Then once we get close to Thanksgiving the fish drop back to brush in the ten to fifteen-foot range. I also love this pattern because my boat is loaded with electronics and currently I have twelve hundred waypoints on Shelbyville alone. I have down scan and side imaging on the front and back of my boat and four GPS units. I can spot a brush pile a hundred feet away and put a waypoint on it from my boats position. I can spot fish hidden within the branches as well. It makes running and gunning through brush piles way more efficient.
I have made a custom seating system on my boat that allows three angers to set right on the nose of the boat. That way we can all vertical jig down in the brush and watch our jigs on the big ten-inch Lowrance I have mounted at the trolling motor. Big fish will suspend right on top of the brush and if you constantly let your jig go to the bottom and bring it up a few inches you will miss these fish.
The rods I use to fish the deeper brush are custom made by Normís Rods and he makes a nine weight eight-foot rod that is very stiff compared to production rods. The reason is that I always use my Deep Ledge Jigs. They are perfectly balanced quarter-ounce jigs with a number four light wire hook. I use these jigs so I can purposely bounce it off brush and drag it over branches within the brush pile. A lighter jig doesnít give you the feel you need to fish like this and a rod with a lighter tip wonít give you the feel either. Also the heavier rod allows me to snap my rod tip and with the braided line I use with no stretch. The jig frees itself ninety percent of the time.
The fish just hammer that bigger jig and it is a ball catching close to a hundred fish a day off an orange marker buoy. My brush is hidden very well so for the most part I am the only boat fishing them. We will run and gun all day and fish close to fifty brush piles and pick the big ones off them motor to the next one. I have so many that I rotate brush as not to over fish them. Since we fish every day.

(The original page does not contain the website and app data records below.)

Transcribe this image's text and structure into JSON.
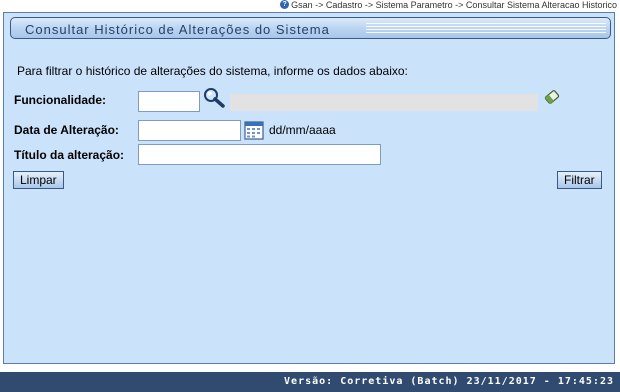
{
  "breadcrumb": {
    "help_icon": "help-icon",
    "text": "Gsan -> Cadastro -> Sistema Parametro -> Consultar Sistema Alteracao Historico"
  },
  "panel": {
    "title": "Consultar Histórico de Alterações do Sistema",
    "intro": "Para filtrar o histórico de alterações do sistema, informe os dados abaixo:"
  },
  "form": {
    "funcionalidade_label": "Funcionalidade:",
    "funcionalidade_value": "",
    "funcionalidade_desc": "",
    "data_label": "Data de Alteração:",
    "data_value": "",
    "data_format": "dd/mm/aaaa",
    "titulo_label": "Título da alteração:",
    "titulo_value": ""
  },
  "buttons": {
    "limpar": "Limpar",
    "filtrar": "Filtrar"
  },
  "icons": {
    "search": "magnifier-search-icon",
    "eraser": "eraser-icon",
    "calendar": "calendar-icon"
  },
  "footer": {
    "version": "Versão: Corretiva (Batch) 23/11/2017 - 17:45:23"
  },
  "colors": {
    "panel_bg": "#cbe2fb",
    "footer_bg": "#304a70",
    "title_text": "#26406a"
  }
}
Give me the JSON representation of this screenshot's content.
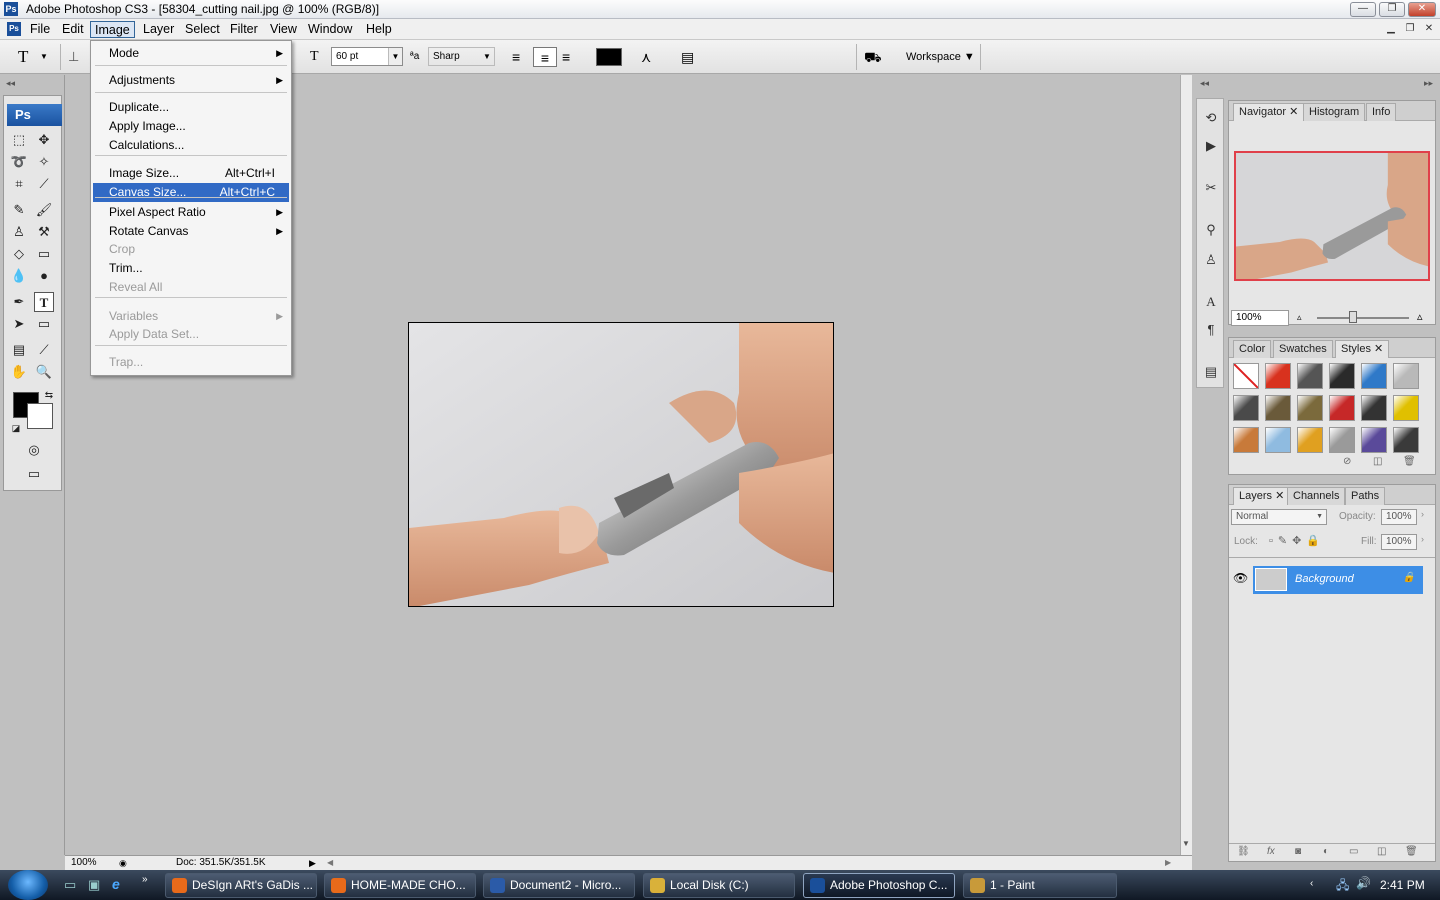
{
  "window": {
    "title": "Adobe Photoshop CS3 - [58304_cutting nail.jpg @ 100% (RGB/8)]",
    "app_icon": "Ps",
    "minimize": "—",
    "maximize": "❐",
    "close": "✕"
  },
  "menubar": {
    "items": [
      "File",
      "Edit",
      "Image",
      "Layer",
      "Select",
      "Filter",
      "View",
      "Window",
      "Help"
    ],
    "active": "Image"
  },
  "options": {
    "font_size": "60 pt",
    "antialias_icon": "ªa",
    "antialias": "Sharp",
    "workspace": "Workspace ▼"
  },
  "image_menu": {
    "items": [
      {
        "label": "Mode",
        "shortcut": "",
        "submenu": true,
        "disabled": false
      },
      {
        "label": "Adjustments",
        "shortcut": "",
        "submenu": true,
        "disabled": false
      },
      {
        "label": "Duplicate...",
        "shortcut": "",
        "submenu": false,
        "disabled": false
      },
      {
        "label": "Apply Image...",
        "shortcut": "",
        "submenu": false,
        "disabled": false
      },
      {
        "label": "Calculations...",
        "shortcut": "",
        "submenu": false,
        "disabled": false
      },
      {
        "label": "Image Size...",
        "shortcut": "Alt+Ctrl+I",
        "submenu": false,
        "disabled": false
      },
      {
        "label": "Canvas Size...",
        "shortcut": "Alt+Ctrl+C",
        "submenu": false,
        "disabled": false,
        "highlighted": true
      },
      {
        "label": "Pixel Aspect Ratio",
        "shortcut": "",
        "submenu": true,
        "disabled": false
      },
      {
        "label": "Rotate Canvas",
        "shortcut": "",
        "submenu": true,
        "disabled": false
      },
      {
        "label": "Crop",
        "shortcut": "",
        "submenu": false,
        "disabled": true
      },
      {
        "label": "Trim...",
        "shortcut": "",
        "submenu": false,
        "disabled": false
      },
      {
        "label": "Reveal All",
        "shortcut": "",
        "submenu": false,
        "disabled": true
      },
      {
        "label": "Variables",
        "shortcut": "",
        "submenu": true,
        "disabled": true
      },
      {
        "label": "Apply Data Set...",
        "shortcut": "",
        "submenu": false,
        "disabled": true
      },
      {
        "label": "Trap...",
        "shortcut": "",
        "submenu": false,
        "disabled": true
      }
    ]
  },
  "toolbox": {
    "logo": "Ps"
  },
  "status": {
    "zoom": "100%",
    "doc": "Doc: 351.5K/351.5K"
  },
  "navigator": {
    "tabs": [
      "Navigator",
      "Histogram",
      "Info"
    ],
    "zoom": "100%"
  },
  "styles_panel": {
    "tabs": [
      "Color",
      "Swatches",
      "Styles"
    ],
    "swatch_colors": [
      "#ffffff",
      "#d8321e",
      "#555555",
      "#2a2a2a",
      "#2f79c8",
      "#b9b9b9",
      "#4a4a4a",
      "#6a5a3a",
      "#7b6a3c",
      "#c62828",
      "#333333",
      "#e0c000",
      "#c87a3a",
      "#8fbbe0",
      "#e0a020",
      "#9a9a9a",
      "#5a4a9a",
      "#3a3a3a"
    ]
  },
  "layers_panel": {
    "tabs": [
      "Layers",
      "Channels",
      "Paths"
    ],
    "blend_mode": "Normal",
    "opacity_label": "Opacity:",
    "opacity": "100%",
    "lock_label": "Lock:",
    "fill_label": "Fill:",
    "fill": "100%",
    "layer_name": "Background"
  },
  "taskbar": {
    "tasks": [
      {
        "label": "DeSIgn ARt's GaDis ...",
        "icon_color": "#e86a1a",
        "active": false
      },
      {
        "label": "HOME-MADE CHO...",
        "icon_color": "#e86a1a",
        "active": false
      },
      {
        "label": "Document2 - Micro...",
        "icon_color": "#2b5ba8",
        "active": false
      },
      {
        "label": "Local Disk (C:)",
        "icon_color": "#d9b13a",
        "active": false
      },
      {
        "label": "Adobe Photoshop C...",
        "icon_color": "#1a4f9a",
        "active": true
      },
      {
        "label": "1 - Paint",
        "icon_color": "#c89a3a",
        "active": false
      }
    ],
    "clock": "2:41 PM"
  }
}
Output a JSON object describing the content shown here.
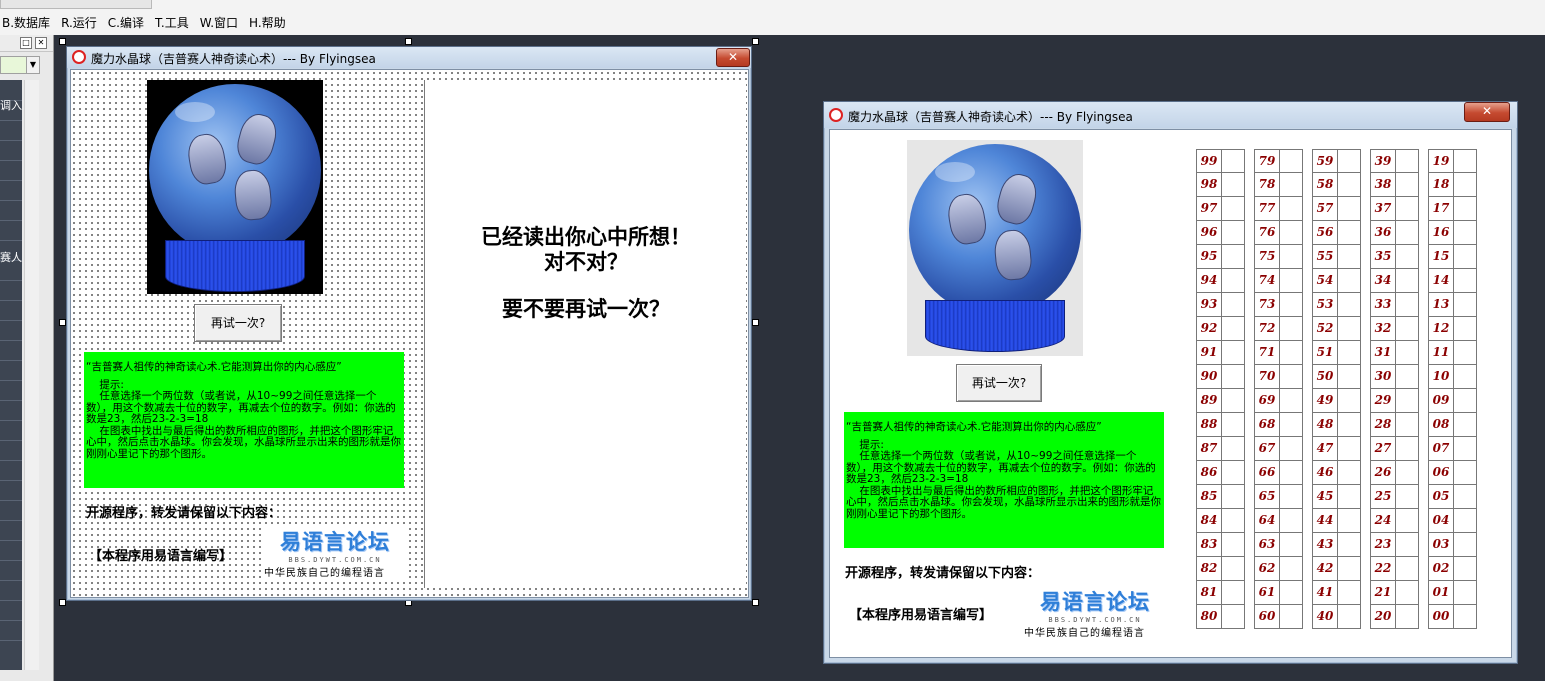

I still have plenty of open dates for the fabulous fall fishing and beautiful foliage. The trees turning the dark shades of red and gold are a sight to behold. You can go to my website at www.LakeShelbyvilleGuide.Com and see the open dates and to check out my products such as my Deep Ledge Jigs that are custom made and balanced with inset prism eyes and my Candy stripers that has everyone using them for white bass and walleye.
I have been working on a message board on my website so anglers can post pictures and share fishing stories. I will be on there every day to help anglers with questions on patterns and electronics. We are not just limiting it to crappie fishing but encourage anglers to share any fishing stories and not just from Shelbyville anywhere you like to fish. I hope it takes off so be watching for it soon.